* Activity
Each entry needs to be duplicated exactly.

* Listed entries

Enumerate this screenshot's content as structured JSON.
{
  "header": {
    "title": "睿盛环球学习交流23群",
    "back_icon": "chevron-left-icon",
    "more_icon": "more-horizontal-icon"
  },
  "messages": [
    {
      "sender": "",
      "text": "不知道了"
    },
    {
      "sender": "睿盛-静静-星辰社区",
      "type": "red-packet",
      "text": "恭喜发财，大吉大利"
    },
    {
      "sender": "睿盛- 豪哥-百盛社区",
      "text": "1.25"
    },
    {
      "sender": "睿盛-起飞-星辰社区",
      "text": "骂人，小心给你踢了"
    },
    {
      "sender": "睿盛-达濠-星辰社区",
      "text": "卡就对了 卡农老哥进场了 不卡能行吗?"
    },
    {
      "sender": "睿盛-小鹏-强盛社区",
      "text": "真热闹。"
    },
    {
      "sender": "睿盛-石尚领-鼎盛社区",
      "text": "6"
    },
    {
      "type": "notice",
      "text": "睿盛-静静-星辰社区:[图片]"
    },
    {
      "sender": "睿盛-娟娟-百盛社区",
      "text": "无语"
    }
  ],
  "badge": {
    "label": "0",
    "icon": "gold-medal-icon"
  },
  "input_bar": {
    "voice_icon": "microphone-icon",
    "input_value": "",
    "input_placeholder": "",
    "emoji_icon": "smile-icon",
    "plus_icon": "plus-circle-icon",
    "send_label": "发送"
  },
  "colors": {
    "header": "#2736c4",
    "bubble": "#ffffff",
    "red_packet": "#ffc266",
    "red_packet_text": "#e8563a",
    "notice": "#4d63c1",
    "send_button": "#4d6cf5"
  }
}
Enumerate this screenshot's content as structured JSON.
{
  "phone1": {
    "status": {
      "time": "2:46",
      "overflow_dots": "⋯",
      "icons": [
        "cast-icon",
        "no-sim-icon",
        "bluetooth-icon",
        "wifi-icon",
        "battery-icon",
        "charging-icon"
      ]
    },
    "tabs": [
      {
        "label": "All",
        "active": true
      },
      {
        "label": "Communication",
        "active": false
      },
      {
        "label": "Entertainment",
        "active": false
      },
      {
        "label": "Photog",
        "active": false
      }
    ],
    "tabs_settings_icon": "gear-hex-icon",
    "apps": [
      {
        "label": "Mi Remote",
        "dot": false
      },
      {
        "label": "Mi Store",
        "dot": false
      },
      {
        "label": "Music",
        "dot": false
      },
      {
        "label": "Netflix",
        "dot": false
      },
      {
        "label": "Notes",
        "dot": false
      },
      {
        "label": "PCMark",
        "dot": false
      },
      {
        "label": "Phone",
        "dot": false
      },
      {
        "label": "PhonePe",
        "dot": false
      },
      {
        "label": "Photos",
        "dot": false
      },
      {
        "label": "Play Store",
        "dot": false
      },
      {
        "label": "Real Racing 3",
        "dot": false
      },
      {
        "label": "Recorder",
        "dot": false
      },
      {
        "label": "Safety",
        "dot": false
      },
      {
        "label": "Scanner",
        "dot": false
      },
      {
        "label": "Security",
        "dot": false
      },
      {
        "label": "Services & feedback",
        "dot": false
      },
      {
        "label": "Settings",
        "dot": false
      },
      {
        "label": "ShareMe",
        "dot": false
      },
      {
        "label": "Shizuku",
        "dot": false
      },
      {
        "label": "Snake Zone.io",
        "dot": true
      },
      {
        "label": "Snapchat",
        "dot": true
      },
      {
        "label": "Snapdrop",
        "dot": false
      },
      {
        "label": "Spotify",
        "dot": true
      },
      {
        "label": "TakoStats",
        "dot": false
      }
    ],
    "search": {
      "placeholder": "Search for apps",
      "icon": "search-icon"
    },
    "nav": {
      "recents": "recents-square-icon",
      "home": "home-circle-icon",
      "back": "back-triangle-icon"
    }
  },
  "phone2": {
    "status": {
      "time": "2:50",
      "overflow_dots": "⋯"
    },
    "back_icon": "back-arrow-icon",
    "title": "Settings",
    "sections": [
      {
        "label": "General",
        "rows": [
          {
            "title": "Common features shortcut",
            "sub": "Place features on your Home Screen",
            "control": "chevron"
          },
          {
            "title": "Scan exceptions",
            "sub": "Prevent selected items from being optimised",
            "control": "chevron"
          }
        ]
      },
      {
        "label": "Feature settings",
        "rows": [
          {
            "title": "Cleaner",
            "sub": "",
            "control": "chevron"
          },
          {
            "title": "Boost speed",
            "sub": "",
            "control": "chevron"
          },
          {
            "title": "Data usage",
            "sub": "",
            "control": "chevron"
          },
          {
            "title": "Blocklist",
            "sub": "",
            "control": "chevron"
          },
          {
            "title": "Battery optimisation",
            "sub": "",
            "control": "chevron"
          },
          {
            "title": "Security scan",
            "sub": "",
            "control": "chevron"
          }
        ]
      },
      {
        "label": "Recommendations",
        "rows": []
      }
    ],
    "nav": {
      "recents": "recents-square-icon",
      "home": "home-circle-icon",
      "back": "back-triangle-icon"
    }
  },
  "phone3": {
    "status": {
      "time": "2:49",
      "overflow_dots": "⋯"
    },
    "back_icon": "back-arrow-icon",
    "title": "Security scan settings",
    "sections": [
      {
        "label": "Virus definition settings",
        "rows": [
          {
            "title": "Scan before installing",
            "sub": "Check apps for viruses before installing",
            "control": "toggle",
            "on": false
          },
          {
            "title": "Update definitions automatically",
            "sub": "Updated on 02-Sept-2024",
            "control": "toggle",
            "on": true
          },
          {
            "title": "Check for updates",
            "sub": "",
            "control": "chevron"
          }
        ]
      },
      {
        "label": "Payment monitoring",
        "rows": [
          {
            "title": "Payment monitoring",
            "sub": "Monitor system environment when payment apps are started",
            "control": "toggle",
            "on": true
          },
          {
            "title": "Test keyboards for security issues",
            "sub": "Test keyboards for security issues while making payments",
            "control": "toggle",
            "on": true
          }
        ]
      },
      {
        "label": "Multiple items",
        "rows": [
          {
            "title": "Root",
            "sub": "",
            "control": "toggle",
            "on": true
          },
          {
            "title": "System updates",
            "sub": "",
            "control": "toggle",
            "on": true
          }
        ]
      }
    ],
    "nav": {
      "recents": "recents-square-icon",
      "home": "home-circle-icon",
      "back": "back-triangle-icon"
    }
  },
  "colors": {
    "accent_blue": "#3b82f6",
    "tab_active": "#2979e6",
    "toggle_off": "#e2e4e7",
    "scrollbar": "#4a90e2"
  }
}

* The answer
Enumerate this screenshot's content as structured JSON.
{
  "header": {
    "title": "睿盛环球学习交流23群",
    "back_icon": "chevron-left-icon",
    "more_icon": "more-horizontal-icon"
  },
  "messages": [
    {
      "sender": "",
      "text": "不知道了"
    },
    {
      "sender": "睿盛-静静-星辰社区",
      "type": "red-packet",
      "text": "恭喜发财，大吉大利"
    },
    {
      "sender": "睿盛- 豪哥-百盛社区",
      "text": "1.25"
    },
    {
      "sender": "睿盛-起飞-星辰社区",
      "text": "骂人，小心给你踢了"
    },
    {
      "sender": "睿盛-达濠-星辰社区",
      "text": "卡就对了 卡农老哥进场了 不卡能行吗?"
    },
    {
      "sender": "睿盛-小鹏-强盛社区",
      "text": "真热闹。"
    },
    {
      "sender": "睿盛-石尚领-鼎盛社区",
      "text": "6"
    },
    {
      "type": "notice",
      "text": "睿盛-静静-星辰社区:[图片]"
    },
    {
      "sender": "睿盛-娟娟-百盛社区",
      "text": "无语"
    }
  ],
  "badge": {
    "label": "0",
    "icon": "gold-medal-icon"
  },
  "input_bar": {
    "voice_icon": "microphone-icon",
    "input_value": "",
    "input_placeholder": "",
    "emoji_icon": "smile-icon",
    "plus_icon": "plus-circle-icon",
    "send_label": "发送"
  },
  "colors": {
    "header": "#2736c4",
    "bubble": "#ffffff",
    "red_packet": "#ffc266",
    "red_packet_text": "#e8563a",
    "notice": "#4d63c1",
    "send_button": "#4d6cf5"
  }
}
Enumerate this screenshot's content as structured JSON.
{
  "phone1": {
    "status": {
      "time": "2:46",
      "overflow_dots": "⋯",
      "icons": [
        "cast-icon",
        "no-sim-icon",
        "bluetooth-icon",
        "wifi-icon",
        "battery-icon",
        "charging-icon"
      ]
    },
    "tabs": [
      {
        "label": "All",
        "active": true
      },
      {
        "label": "Communication",
        "active": false
      },
      {
        "label": "Entertainment",
        "active": false
      },
      {
        "label": "Photog",
        "active": false
      }
    ],
    "tabs_settings_icon": "gear-hex-icon",
    "apps": [
      {
        "label": "Mi Remote",
        "dot": false
      },
      {
        "label": "Mi Store",
        "dot": false
      },
      {
        "label": "Music",
        "dot": false
      },
      {
        "label": "Netflix",
        "dot": false
      },
      {
        "label": "Notes",
        "dot": false
      },
      {
        "label": "PCMark",
        "dot": false
      },
      {
        "label": "Phone",
        "dot": false
      },
      {
        "label": "PhonePe",
        "dot": false
      },
      {
        "label": "Photos",
        "dot": false
      },
      {
        "label": "Play Store",
        "dot": false
      },
      {
        "label": "Real Racing 3",
        "dot": false
      },
      {
        "label": "Recorder",
        "dot": false
      },
      {
        "label": "Safety",
        "dot": false
      },
      {
        "label": "Scanner",
        "dot": false
      },
      {
        "label": "Security",
        "dot": false
      },
      {
        "label": "Services & feedback",
        "dot": false
      },
      {
        "label": "Settings",
        "dot": false
      },
      {
        "label": "ShareMe",
        "dot": false
      },
      {
        "label": "Shizuku",
        "dot": false
      },
      {
        "label": "Snake Zone.io",
        "dot": true
      },
      {
        "label": "Snapchat",
        "dot": true
      },
      {
        "label": "Snapdrop",
        "dot": false
      },
      {
        "label": "Spotify",
        "dot": true
      },
      {
        "label": "TakoStats",
        "dot": false
      }
    ],
    "search": {
      "placeholder": "Search for apps",
      "icon": "search-icon"
    },
    "nav": {
      "recents": "recents-square-icon",
      "home": "home-circle-icon",
      "back": "back-triangle-icon"
    }
  },
  "phone2": {
    "status": {
      "time": "2:50",
      "overflow_dots": "⋯"
    },
    "back_icon": "back-arrow-icon",
    "title": "Settings",
    "sections": [
      {
        "label": "General",
        "rows": [
          {
            "title": "Common features shortcut",
            "sub": "Place features on your Home Screen",
            "control": "chevron"
          },
          {
            "title": "Scan exceptions",
            "sub": "Prevent selected items from being optimised",
            "control": "chevron"
          }
        ]
      },
      {
        "label": "Feature settings",
        "rows": [
          {
            "title": "Cleaner",
            "sub": "",
            "control": "chevron"
          },
          {
            "title": "Boost speed",
            "sub": "",
            "control": "chevron"
          },
          {
            "title": "Data usage",
            "sub": "",
            "control": "chevron"
          },
          {
            "title": "Blocklist",
            "sub": "",
            "control": "chevron"
          },
          {
            "title": "Battery optimisation",
            "sub": "",
            "control": "chevron"
          },
          {
            "title": "Security scan",
            "sub": "",
            "control": "chevron"
          }
        ]
      },
      {
        "label": "Recommendations",
        "rows": []
      }
    ],
    "nav": {
      "recents": "recents-square-icon",
      "home": "home-circle-icon",
      "back": "back-triangle-icon"
    }
  },
  "phone3": {
    "status": {
      "time": "2:49",
      "overflow_dots": "⋯"
    },
    "back_icon": "back-arrow-icon",
    "title": "Security scan settings",
    "sections": [
      {
        "label": "Virus definition settings",
        "rows": [
          {
            "title": "Scan before installing",
            "sub": "Check apps for viruses before installing",
            "control": "toggle",
            "on": false
          },
          {
            "title": "Update definitions automatically",
            "sub": "Updated on 02-Sept-2024",
            "control": "toggle",
            "on": true
          },
          {
            "title": "Check for updates",
            "sub": "",
            "control": "chevron"
          }
        ]
      },
      {
        "label": "Payment monitoring",
        "rows": [
          {
            "title": "Payment monitoring",
            "sub": "Monitor system environment when payment apps are started",
            "control": "toggle",
            "on": true
          },
          {
            "title": "Test keyboards for security issues",
            "sub": "Test keyboards for security issues while making payments",
            "control": "toggle",
            "on": true
          }
        ]
      },
      {
        "label": "Multiple items",
        "rows": [
          {
            "title": "Root",
            "sub": "",
            "control": "toggle",
            "on": true
          },
          {
            "title": "System updates",
            "sub": "",
            "control": "toggle",
            "on": true
          }
        ]
      }
    ],
    "nav": {
      "recents": "recents-square-icon",
      "home": "home-circle-icon",
      "back": "back-triangle-icon"
    }
  },
  "colors": {
    "accent_blue": "#3b82f6",
    "tab_active": "#2979e6",
    "toggle_off": "#e2e4e7",
    "scrollbar": "#4a90e2"
  }
}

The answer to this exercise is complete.